Hart Hanson: The worst thing we ever did, they didn't stop us from doing, which was the first time we were on after AMERICAN IDOL. One of our serial killers, The Gravedigger, was taken out by a sniper, and her head exploded. It was the first time we were on after AMERICAN IDOL, so there were a bunch of kids watching. Usually, we have gross but ultimately amusing things. That wasn't funny -- it was like somebody getting their head blow off.


Stephen Nathan: We actually scaled that one back a little bit. The thing that turns our stomach a little bit is when it's a recognizable person or somebody getting killed. That's not what we do; we like them already digested.



Question: How difficult was it to make the characters miserable in the season opener without losing the show's tone?
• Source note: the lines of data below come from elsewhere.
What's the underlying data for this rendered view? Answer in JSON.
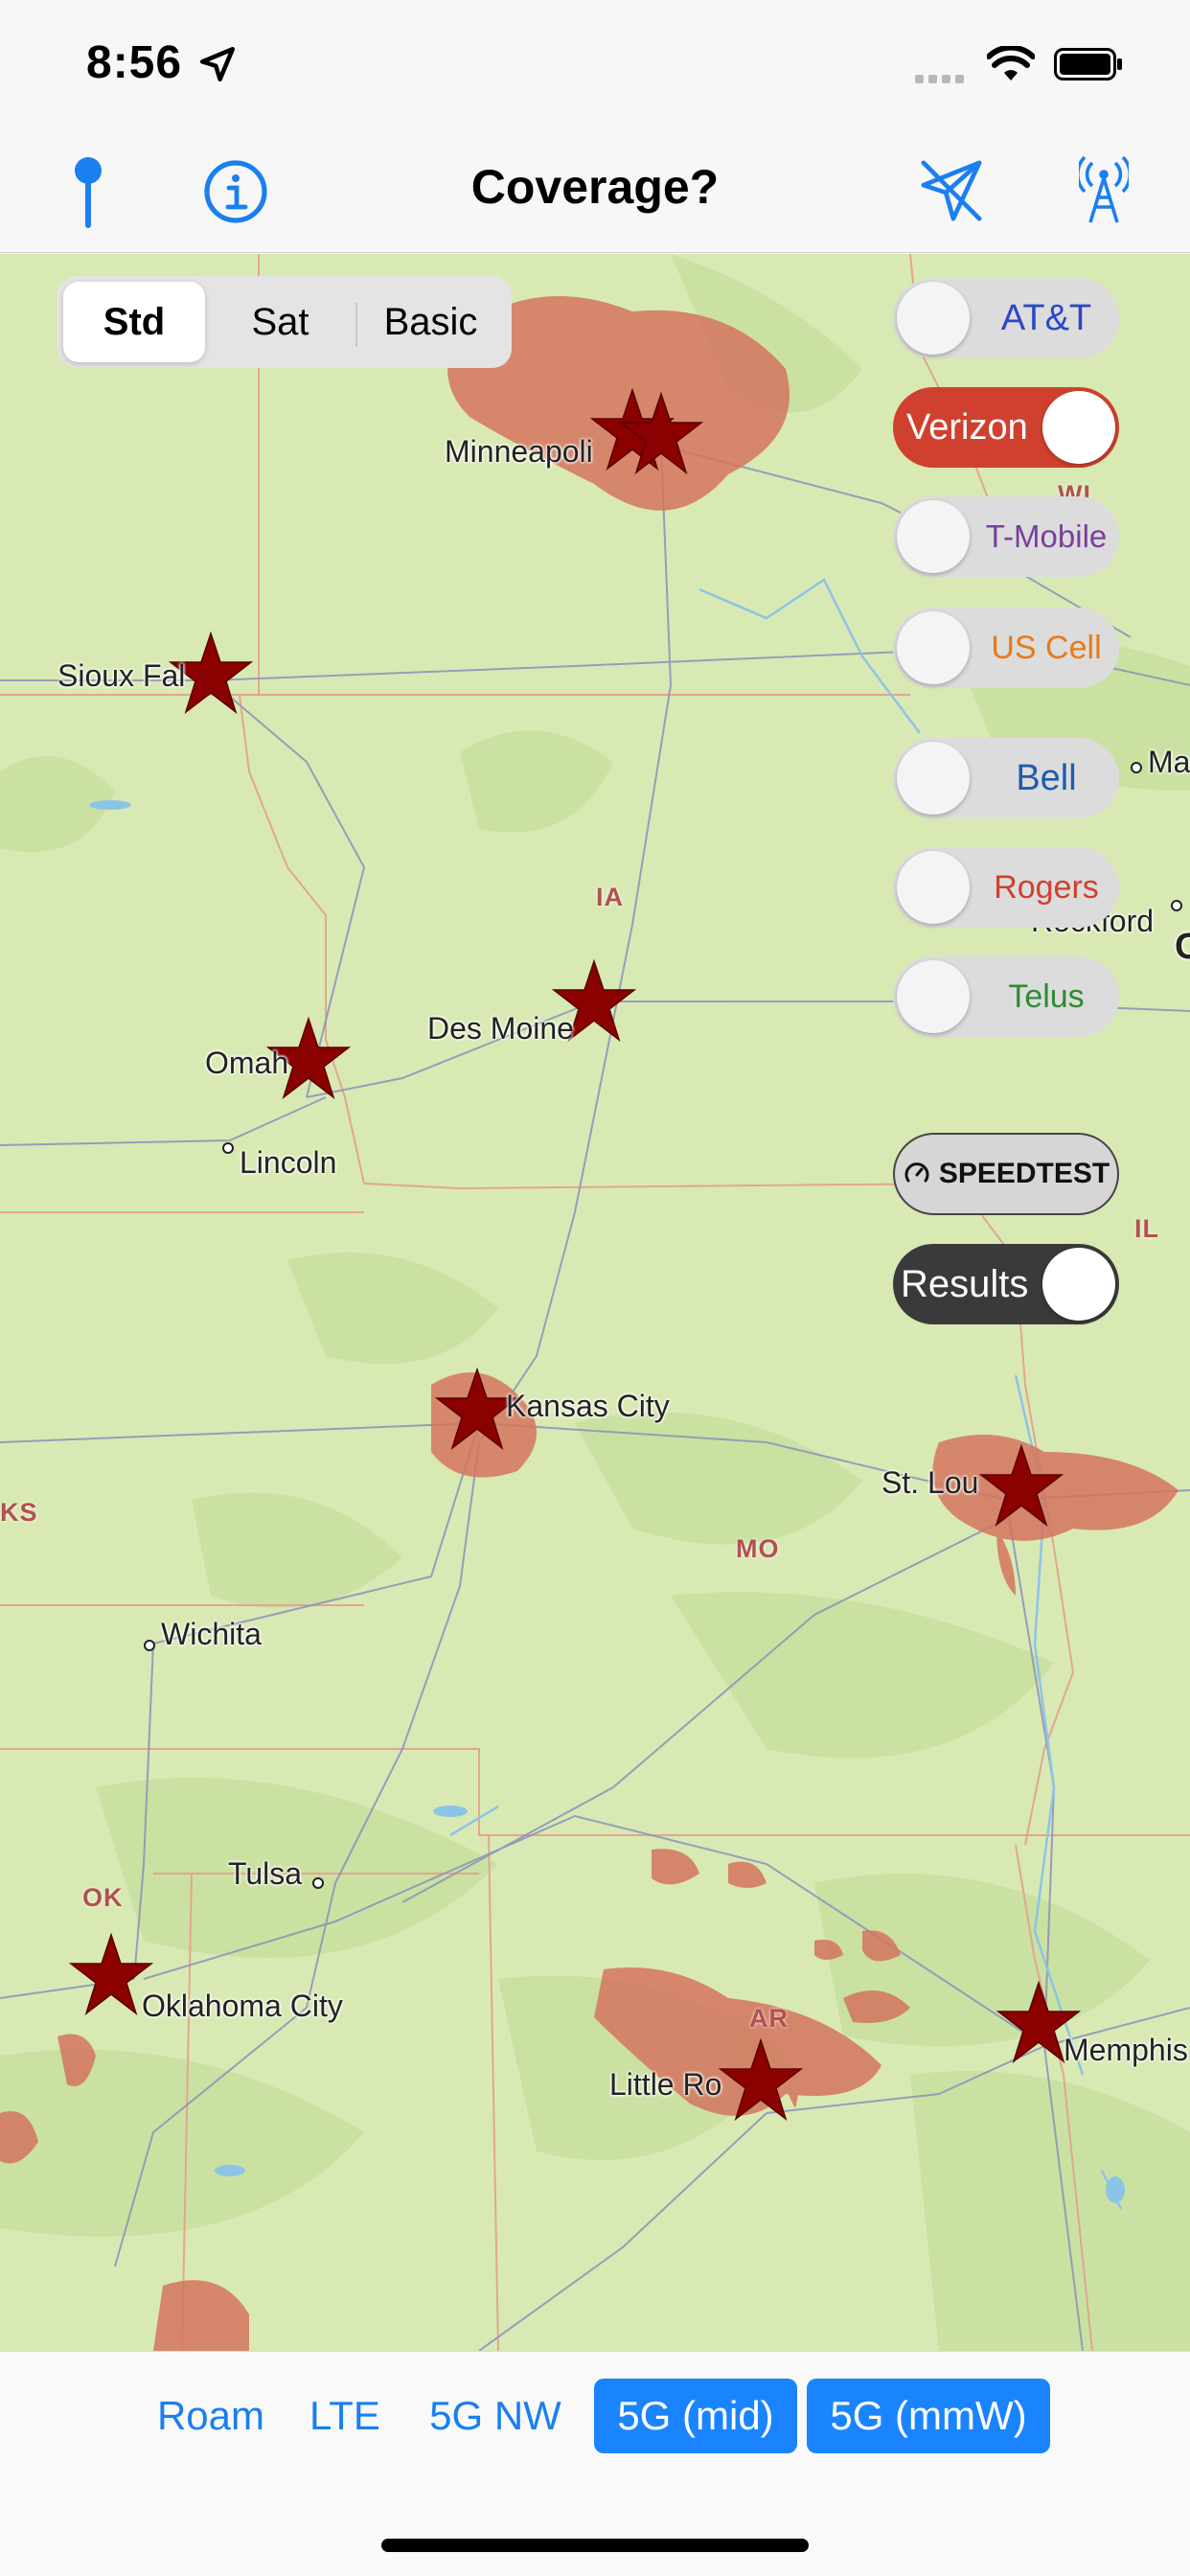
{
  "status_bar": {
    "time": "8:56",
    "location_icon": "location-arrow-icon",
    "wifi_icon": "wifi-icon",
    "battery_icon": "battery-icon"
  },
  "nav": {
    "title": "Coverage?",
    "left_icons": [
      "pin-icon",
      "info-icon"
    ],
    "right_icons": [
      "airplane-icon",
      "cell-tower-icon"
    ],
    "accent_color": "#1a7ff0"
  },
  "map_types": {
    "options": [
      "Std",
      "Sat",
      "Basic"
    ],
    "selected": "Std"
  },
  "carriers": [
    {
      "label": "AT&T",
      "on": false,
      "color": "#2b47c9"
    },
    {
      "label": "Verizon",
      "on": true,
      "color": "#d0402e"
    },
    {
      "label": "T-Mobile",
      "on": false,
      "color": "#7b3e9e"
    },
    {
      "label": "US Cell",
      "on": false,
      "color": "#e87a18"
    },
    {
      "label": "Bell",
      "on": false,
      "color": "#1f5bb0"
    },
    {
      "label": "Rogers",
      "on": false,
      "color": "#d0402e"
    },
    {
      "label": "Telus",
      "on": false,
      "color": "#2f8a32"
    }
  ],
  "speedtest": {
    "label": "SPEEDTEST",
    "icon": "speedometer-icon"
  },
  "results": {
    "label": "Results",
    "on": true
  },
  "map": {
    "cities": [
      "Minneapolis",
      "Sioux Falls",
      "Des Moines",
      "Omaha",
      "Lincoln",
      "Kansas City",
      "St. Louis",
      "Wichita",
      "Tulsa",
      "Oklahoma City",
      "Little Rock",
      "Memphis",
      "Rockford",
      "Ma"
    ],
    "city_display": {
      "minneapolis": "Minneapoli",
      "sioux_falls": "Sioux Fal",
      "des_moines": "Des Moine",
      "omaha": "Omah",
      "lincoln": "Lincoln",
      "kansas_city": "Kansas City",
      "st_louis": "St. Lou",
      "wichita": "Wichita",
      "tulsa": "Tulsa",
      "oklahoma_city": "Oklahoma City",
      "little_rock": "Little Ro",
      "memphis": "Memphis",
      "rockford": "Rockford",
      "ma": "Ma",
      "c_partial": "C"
    },
    "states": {
      "wi": "WI",
      "ia": "IA",
      "il": "IL",
      "ks": "KS",
      "mo": "MO",
      "ok": "OK",
      "ar": "AR"
    },
    "coverage_color": "#d4745e",
    "marker_color": "#8b0000",
    "marker_icon": "star-marker-icon"
  },
  "network_types": {
    "options": [
      "Roam",
      "LTE",
      "5G NW",
      "5G (mid)",
      "5G (mmW)"
    ],
    "selected": [
      "5G (mid)",
      "5G (mmW)"
    ]
  }
}
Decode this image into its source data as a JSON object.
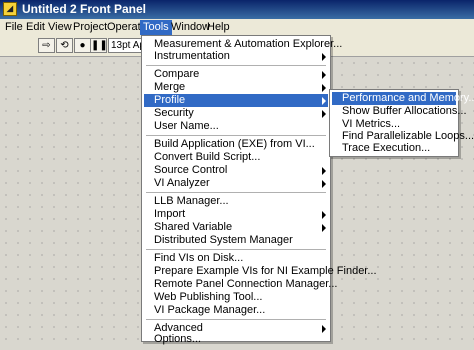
{
  "window": {
    "title": "Untitled 2 Front Panel"
  },
  "menubar": {
    "items": [
      {
        "label": "File"
      },
      {
        "label": "Edit"
      },
      {
        "label": "View"
      },
      {
        "label": "Project"
      },
      {
        "label": "Operate"
      },
      {
        "label": "Tools",
        "active": true
      },
      {
        "label": "Window"
      },
      {
        "label": "Help"
      }
    ]
  },
  "toolbar": {
    "font_value": "13pt Ap"
  },
  "tools_menu": {
    "items": [
      {
        "label": "Measurement & Automation Explorer..."
      },
      {
        "label": "Instrumentation",
        "submenu": true
      },
      {
        "label": "Compare",
        "submenu": true
      },
      {
        "label": "Merge",
        "submenu": true
      },
      {
        "label": "Profile",
        "submenu": true,
        "highlighted": true
      },
      {
        "label": "Security",
        "submenu": true
      },
      {
        "label": "User Name..."
      },
      {
        "label": "Build Application (EXE) from VI..."
      },
      {
        "label": "Convert Build Script..."
      },
      {
        "label": "Source Control",
        "submenu": true
      },
      {
        "label": "VI Analyzer",
        "submenu": true
      },
      {
        "label": "LLB Manager..."
      },
      {
        "label": "Import",
        "submenu": true
      },
      {
        "label": "Shared Variable",
        "submenu": true
      },
      {
        "label": "Distributed System Manager"
      },
      {
        "label": "Find VIs on Disk..."
      },
      {
        "label": "Prepare Example VIs for NI Example Finder..."
      },
      {
        "label": "Remote Panel Connection Manager..."
      },
      {
        "label": "Web Publishing Tool..."
      },
      {
        "label": "VI Package Manager..."
      },
      {
        "label": "Advanced",
        "submenu": true
      },
      {
        "label": "Options..."
      }
    ]
  },
  "profile_submenu": {
    "items": [
      {
        "label": "Performance and Memory...",
        "highlighted": true
      },
      {
        "label": "Show Buffer Allocations..."
      },
      {
        "label": "VI Metrics..."
      },
      {
        "label": "Find Parallelizable Loops..."
      },
      {
        "label": "Trace Execution..."
      }
    ]
  }
}
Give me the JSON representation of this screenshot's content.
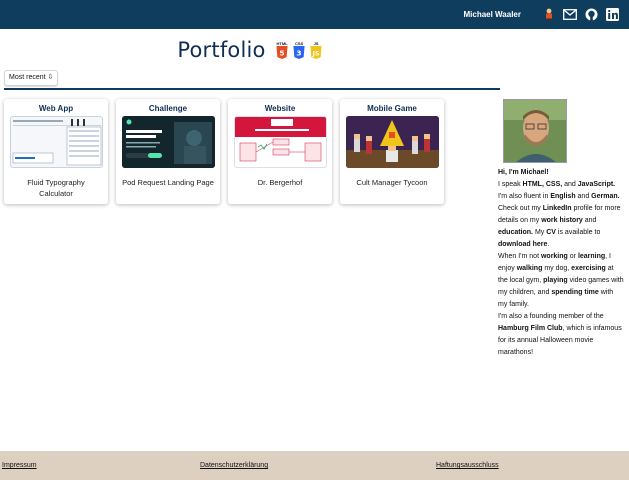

And how much fun was it?

Hart Hanson: That's such a good question -- well, we think it's a good question -- because we agonize about it. We agonize about tone walking that tight rope. It's fun for us to write a drama that's a little bit melancholy, but it's also fun to bust back out of it to our usual world of the crimedy. That's why we moved pretty quickly to get out of the melancholy place. When we're in editing, or scoring it, or even watching dailies and directing and we know the actors, it's kind of sad, those scenes where Brennan and Booth are not connecting. We're so used to seeing them connect that it's odd when they don't.


Stephen Nathan: I think it makes the show more enjoyable to see them go through real situations. We put them in a very difficult position at the end of last season, and in dealing with that they have to work through the misery before they come out the other side. I think that gives the audience something to root for. I think that's why we care about these characters so much. Life isn't always easy for them, no matter how beautiful they are. And they are beautiful.



Question: How do you manage to balance the longer serial-killer storylines with the weekly murders?

Hart Hanson: It's a nightmare, because at our essence we are an episodic show. We're a network, 22-episodes-a-year, episodic show where we solve crime each week. When we go to more serialized stuff, it's always more difficult. You're juggling that. If it's working for you, then we're incredibly delighted. All I can tell you is that it's a lot of discussion and a lot of input, not only from the writers on the show, but from the network and studio, as to how to balance all these things.


Stephen Nathan: It's much easier on one hand to do a serialized show, because you're just continuing with one story for the characters. To do a case that has to resolve every week is very labor intensive. Fortunately, we have a great writers' room led by Jonathan Collier, and they come up with astounding stories. But after almost 200 episodes, it's very difficult to continue to give the audience murders that are worth [their time].

Hart Hanson: ...or that they haven't seen before, and clues that they haven't seen too many times...


Stephen Nathan: It's what is ultimately very, very satisfying to us. Also, we're on for so long now -- now we're in Season 9 -- so at that point, you are allowed to add a serialized element to the show. We can have character arcs and things that do sustain us and give a through-line to the series so it's not just a case of the week.